WHAT IS REQUIRED — All of the records are to be reproduced exactly.

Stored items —
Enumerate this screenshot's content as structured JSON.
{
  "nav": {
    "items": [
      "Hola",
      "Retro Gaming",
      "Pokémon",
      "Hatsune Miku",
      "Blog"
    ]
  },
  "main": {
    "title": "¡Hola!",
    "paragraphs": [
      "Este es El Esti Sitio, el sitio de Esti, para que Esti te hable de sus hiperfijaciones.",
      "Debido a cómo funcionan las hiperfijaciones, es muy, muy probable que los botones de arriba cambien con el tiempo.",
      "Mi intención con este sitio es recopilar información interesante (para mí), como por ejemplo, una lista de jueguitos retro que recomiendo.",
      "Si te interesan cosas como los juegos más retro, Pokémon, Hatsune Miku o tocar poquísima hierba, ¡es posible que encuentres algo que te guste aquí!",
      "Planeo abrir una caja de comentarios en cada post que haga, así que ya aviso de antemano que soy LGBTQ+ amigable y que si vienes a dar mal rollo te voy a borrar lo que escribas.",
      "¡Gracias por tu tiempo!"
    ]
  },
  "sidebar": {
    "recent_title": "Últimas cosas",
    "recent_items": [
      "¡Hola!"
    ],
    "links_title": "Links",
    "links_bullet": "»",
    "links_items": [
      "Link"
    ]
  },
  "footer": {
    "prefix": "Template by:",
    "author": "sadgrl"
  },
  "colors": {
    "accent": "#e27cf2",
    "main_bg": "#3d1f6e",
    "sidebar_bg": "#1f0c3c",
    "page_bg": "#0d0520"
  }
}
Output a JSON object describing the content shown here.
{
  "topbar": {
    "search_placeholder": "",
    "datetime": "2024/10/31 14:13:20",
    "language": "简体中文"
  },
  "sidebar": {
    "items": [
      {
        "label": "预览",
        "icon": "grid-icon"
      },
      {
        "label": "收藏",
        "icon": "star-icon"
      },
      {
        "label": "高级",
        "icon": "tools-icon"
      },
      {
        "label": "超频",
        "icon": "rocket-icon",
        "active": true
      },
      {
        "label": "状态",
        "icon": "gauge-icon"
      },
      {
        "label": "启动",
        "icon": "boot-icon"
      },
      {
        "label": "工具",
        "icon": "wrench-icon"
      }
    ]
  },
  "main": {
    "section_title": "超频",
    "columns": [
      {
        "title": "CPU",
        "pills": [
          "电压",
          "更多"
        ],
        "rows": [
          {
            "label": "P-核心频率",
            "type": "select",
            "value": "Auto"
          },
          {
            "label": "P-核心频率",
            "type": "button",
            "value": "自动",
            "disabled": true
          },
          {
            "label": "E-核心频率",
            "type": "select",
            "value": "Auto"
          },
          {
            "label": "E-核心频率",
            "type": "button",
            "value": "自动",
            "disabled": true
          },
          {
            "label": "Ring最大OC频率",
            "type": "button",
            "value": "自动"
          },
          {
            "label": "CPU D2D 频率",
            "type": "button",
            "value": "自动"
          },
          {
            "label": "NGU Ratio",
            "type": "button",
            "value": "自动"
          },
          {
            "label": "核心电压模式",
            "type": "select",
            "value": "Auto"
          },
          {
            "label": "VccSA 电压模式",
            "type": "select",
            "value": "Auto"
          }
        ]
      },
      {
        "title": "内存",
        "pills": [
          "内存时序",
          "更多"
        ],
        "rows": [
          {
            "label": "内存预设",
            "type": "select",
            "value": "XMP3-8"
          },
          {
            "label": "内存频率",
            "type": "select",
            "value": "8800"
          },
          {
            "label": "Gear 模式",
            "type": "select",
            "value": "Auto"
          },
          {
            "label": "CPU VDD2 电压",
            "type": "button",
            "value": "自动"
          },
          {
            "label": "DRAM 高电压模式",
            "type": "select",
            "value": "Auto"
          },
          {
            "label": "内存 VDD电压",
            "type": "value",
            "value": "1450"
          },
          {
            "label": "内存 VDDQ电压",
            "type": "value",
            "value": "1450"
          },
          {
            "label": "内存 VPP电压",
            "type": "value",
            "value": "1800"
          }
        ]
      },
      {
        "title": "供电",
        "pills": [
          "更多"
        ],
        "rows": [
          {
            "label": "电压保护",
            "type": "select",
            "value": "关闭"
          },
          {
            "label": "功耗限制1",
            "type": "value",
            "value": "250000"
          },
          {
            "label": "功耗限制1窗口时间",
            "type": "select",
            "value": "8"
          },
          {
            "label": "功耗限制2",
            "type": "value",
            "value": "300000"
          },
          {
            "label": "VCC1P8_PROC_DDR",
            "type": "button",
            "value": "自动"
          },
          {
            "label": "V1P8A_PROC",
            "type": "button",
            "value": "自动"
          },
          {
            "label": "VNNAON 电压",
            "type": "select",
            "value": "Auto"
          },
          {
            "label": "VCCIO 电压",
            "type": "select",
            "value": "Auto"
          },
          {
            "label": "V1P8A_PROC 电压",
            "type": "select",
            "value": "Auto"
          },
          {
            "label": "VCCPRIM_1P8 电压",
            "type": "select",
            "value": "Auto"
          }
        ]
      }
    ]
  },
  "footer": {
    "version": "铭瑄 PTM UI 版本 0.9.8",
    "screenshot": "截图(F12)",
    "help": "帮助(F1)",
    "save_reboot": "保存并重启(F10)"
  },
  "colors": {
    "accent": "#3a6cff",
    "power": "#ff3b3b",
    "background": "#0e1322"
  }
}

TASK ANSWER —
Enumerate this screenshot's content as structured JSON.
{
  "nav": {
    "items": [
      "Hola",
      "Retro Gaming",
      "Pokémon",
      "Hatsune Miku",
      "Blog"
    ]
  },
  "main": {
    "title": "¡Hola!",
    "paragraphs": [
      "Este es El Esti Sitio, el sitio de Esti, para que Esti te hable de sus hiperfijaciones.",
      "Debido a cómo funcionan las hiperfijaciones, es muy, muy probable que los botones de arriba cambien con el tiempo.",
      "Mi intención con este sitio es recopilar información interesante (para mí), como por ejemplo, una lista de jueguitos retro que recomiendo.",
      "Si te interesan cosas como los juegos más retro, Pokémon, Hatsune Miku o tocar poquísima hierba, ¡es posible que encuentres algo que te guste aquí!",
      "Planeo abrir una caja de comentarios en cada post que haga, así que ya aviso de antemano que soy LGBTQ+ amigable y que si vienes a dar mal rollo te voy a borrar lo que escribas.",
      "¡Gracias por tu tiempo!"
    ]
  },
  "sidebar": {
    "recent_title": "Últimas cosas",
    "recent_items": [
      "¡Hola!"
    ],
    "links_title": "Links",
    "links_bullet": "»",
    "links_items": [
      "Link"
    ]
  },
  "footer": {
    "prefix": "Template by:",
    "author": "sadgrl"
  },
  "colors": {
    "accent": "#e27cf2",
    "main_bg": "#3d1f6e",
    "sidebar_bg": "#1f0c3c",
    "page_bg": "#0d0520"
  }
}
Output a JSON object describing the content shown here.
{
  "topbar": {
    "search_placeholder": "",
    "datetime": "2024/10/31 14:13:20",
    "language": "简体中文"
  },
  "sidebar": {
    "items": [
      {
        "label": "预览",
        "icon": "grid-icon"
      },
      {
        "label": "收藏",
        "icon": "star-icon"
      },
      {
        "label": "高级",
        "icon": "tools-icon"
      },
      {
        "label": "超频",
        "icon": "rocket-icon",
        "active": true
      },
      {
        "label": "状态",
        "icon": "gauge-icon"
      },
      {
        "label": "启动",
        "icon": "boot-icon"
      },
      {
        "label": "工具",
        "icon": "wrench-icon"
      }
    ]
  },
  "main": {
    "section_title": "超频",
    "columns": [
      {
        "title": "CPU",
        "pills": [
          "电压",
          "更多"
        ],
        "rows": [
          {
            "label": "P-核心频率",
            "type": "select",
            "value": "Auto"
          },
          {
            "label": "P-核心频率",
            "type": "button",
            "value": "自动",
            "disabled": true
          },
          {
            "label": "E-核心频率",
            "type": "select",
            "value": "Auto"
          },
          {
            "label": "E-核心频率",
            "type": "button",
            "value": "自动",
            "disabled": true
          },
          {
            "label": "Ring最大OC频率",
            "type": "button",
            "value": "自动"
          },
          {
            "label": "CPU D2D 频率",
            "type": "button",
            "value": "自动"
          },
          {
            "label": "NGU Ratio",
            "type": "button",
            "value": "自动"
          },
          {
            "label": "核心电压模式",
            "type": "select",
            "value": "Auto"
          },
          {
            "label": "VccSA 电压模式",
            "type": "select",
            "value": "Auto"
          }
        ]
      },
      {
        "title": "内存",
        "pills": [
          "内存时序",
          "更多"
        ],
        "rows": [
          {
            "label": "内存预设",
            "type": "select",
            "value": "XMP3-8"
          },
          {
            "label": "内存频率",
            "type": "select",
            "value": "8800"
          },
          {
            "label": "Gear 模式",
            "type": "select",
            "value": "Auto"
          },
          {
            "label": "CPU VDD2 电压",
            "type": "button",
            "value": "自动"
          },
          {
            "label": "DRAM 高电压模式",
            "type": "select",
            "value": "Auto"
          },
          {
            "label": "内存 VDD电压",
            "type": "value",
            "value": "1450"
          },
          {
            "label": "内存 VDDQ电压",
            "type": "value",
            "value": "1450"
          },
          {
            "label": "内存 VPP电压",
            "type": "value",
            "value": "1800"
          }
        ]
      },
      {
        "title": "供电",
        "pills": [
          "更多"
        ],
        "rows": [
          {
            "label": "电压保护",
            "type": "select",
            "value": "关闭"
          },
          {
            "label": "功耗限制1",
            "type": "value",
            "value": "250000"
          },
          {
            "label": "功耗限制1窗口时间",
            "type": "select",
            "value": "8"
          },
          {
            "label": "功耗限制2",
            "type": "value",
            "value": "300000"
          },
          {
            "label": "VCC1P8_PROC_DDR",
            "type": "button",
            "value": "自动"
          },
          {
            "label": "V1P8A_PROC",
            "type": "button",
            "value": "自动"
          },
          {
            "label": "VNNAON 电压",
            "type": "select",
            "value": "Auto"
          },
          {
            "label": "VCCIO 电压",
            "type": "select",
            "value": "Auto"
          },
          {
            "label": "V1P8A_PROC 电压",
            "type": "select",
            "value": "Auto"
          },
          {
            "label": "VCCPRIM_1P8 电压",
            "type": "select",
            "value": "Auto"
          }
        ]
      }
    ]
  },
  "footer": {
    "version": "铭瑄 PTM UI 版本 0.9.8",
    "screenshot": "截图(F12)",
    "help": "帮助(F1)",
    "save_reboot": "保存并重启(F10)"
  },
  "colors": {
    "accent": "#3a6cff",
    "power": "#ff3b3b",
    "background": "#0e1322"
  }
}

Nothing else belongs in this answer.